Grated coconut. You can buy coconuts, drink their delicious water, and then grate the insides. Of course if that’s a bit too labor intensive, you can also just head to your nearest Asian grocer and pick up a bag of pre-shredded coconut. Preferably unsweetened.

Condensed milk. Again, you can simmer milk and sugar together over the stove until it condenses – or you can pick it up at the nearest market. Quick tip: condensed milk shouldn’t be confused with evaporated milk, which does not have the same sugar content.

Besides that, you’ll really just need milk, sugar, and a bit of butter. Additional spices like clove and cinnamon add extra personality, but are completely optional.

Cocada de Leite Condensado

2 cups grated coconut

1 can of condensed milk (395 grams or 1.5 cups)

1 cup of sugar

Throw everything together into a pan over low heat. Mix until the ingredients come together and stop sticking to the bottom of the pan. Mix in a spoonful of butter to add a creamy texture. Pour the mixture into a greased pan, and let cool. Then cut into your favorite shapes, and you’re ready to eat! How easy – and delicious – was that?

Cocada de Chocolate

200ml coconut milk

2 cups sugar

2 whole cloves (to balance out the chocolate flavor)

200g grated coconut (some prefer to use flaked coconut here for finer pieces, which need to be pre-hydrated in boiling water before going into the mix)

200g semi-sweetened chocolate (cut into small pieces)

Mix the coconut milk, sugar, and cloves in a pan on medium heat until the mixture comes to a boil. Add the coconut and mix until it stops sticking to the bottom of the pan. Mix in the chocolate pieces until everything melts together. Then pour the mixture into a greased pan for cooling and cutting.

Cocada de Abóbora

1 kg pumpkin

4.5 cups water

3 cups sugar

1.5 cups grated coconut

Peel the pumpkin or squash and take out the seeds. Cut the pumpkin into big pieces and boil with about 3 cups of water until all the liquid has evaporated and the pumpkin is mashable. Put the remaining 1.5 cups of water with the 3 cups of sugar on high heat, mixing continuously until you can spin a thread with the mixing spoon. Mix in the pumpkin, then the grated coconut, again until the mixture comes together and stops sticking to the bottom of the pan. Pour into a greased pan to cool, then cut and eat.
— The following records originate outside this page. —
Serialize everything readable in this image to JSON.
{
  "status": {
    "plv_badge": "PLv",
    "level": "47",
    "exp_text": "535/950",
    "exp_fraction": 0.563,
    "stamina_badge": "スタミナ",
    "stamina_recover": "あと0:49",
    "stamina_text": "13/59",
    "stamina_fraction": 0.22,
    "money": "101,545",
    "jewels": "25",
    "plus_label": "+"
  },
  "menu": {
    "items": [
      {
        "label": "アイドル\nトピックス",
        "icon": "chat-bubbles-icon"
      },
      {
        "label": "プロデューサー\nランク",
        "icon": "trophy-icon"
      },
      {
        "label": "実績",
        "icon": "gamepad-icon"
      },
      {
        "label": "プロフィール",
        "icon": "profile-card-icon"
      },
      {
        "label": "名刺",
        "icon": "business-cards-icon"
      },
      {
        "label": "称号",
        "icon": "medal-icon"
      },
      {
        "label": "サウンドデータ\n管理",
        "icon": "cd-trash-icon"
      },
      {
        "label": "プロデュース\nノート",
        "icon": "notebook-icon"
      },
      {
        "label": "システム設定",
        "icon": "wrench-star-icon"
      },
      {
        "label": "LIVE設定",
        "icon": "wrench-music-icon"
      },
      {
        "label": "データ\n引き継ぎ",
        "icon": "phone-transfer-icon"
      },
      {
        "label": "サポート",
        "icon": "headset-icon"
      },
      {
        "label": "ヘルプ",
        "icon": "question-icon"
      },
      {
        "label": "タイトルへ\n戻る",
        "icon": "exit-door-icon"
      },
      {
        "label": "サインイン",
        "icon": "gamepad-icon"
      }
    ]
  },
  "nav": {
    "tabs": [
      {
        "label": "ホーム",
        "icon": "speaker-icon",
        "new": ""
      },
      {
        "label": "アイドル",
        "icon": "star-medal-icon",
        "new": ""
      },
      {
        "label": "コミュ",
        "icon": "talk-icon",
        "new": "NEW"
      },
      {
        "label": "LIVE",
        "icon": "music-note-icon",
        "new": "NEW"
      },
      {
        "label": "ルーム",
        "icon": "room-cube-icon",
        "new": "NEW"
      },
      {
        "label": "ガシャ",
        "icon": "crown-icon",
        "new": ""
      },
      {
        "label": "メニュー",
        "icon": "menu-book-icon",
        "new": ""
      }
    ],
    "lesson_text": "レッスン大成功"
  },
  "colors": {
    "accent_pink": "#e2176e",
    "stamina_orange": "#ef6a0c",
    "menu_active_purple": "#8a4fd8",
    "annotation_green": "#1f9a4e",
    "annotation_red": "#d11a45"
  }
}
And… that’s it!

Don’t worry if your cocada doesn’t come out exactly like the last piece you had from a Brazilian street vendor. As you’ll find among Brazilians, everyone has their own recipe. Some like to grate their coconut in thick pieces to taste the fruit, while others like the paper-thin pieces that give that coconut taste without the nutty chomp. Feel free to experiment and change up the proportions of coconut, sugar, and extra spices according to your personal taste.

And for those who don’t like condensed milk, here’s one last cocada recipe using just sugar and water.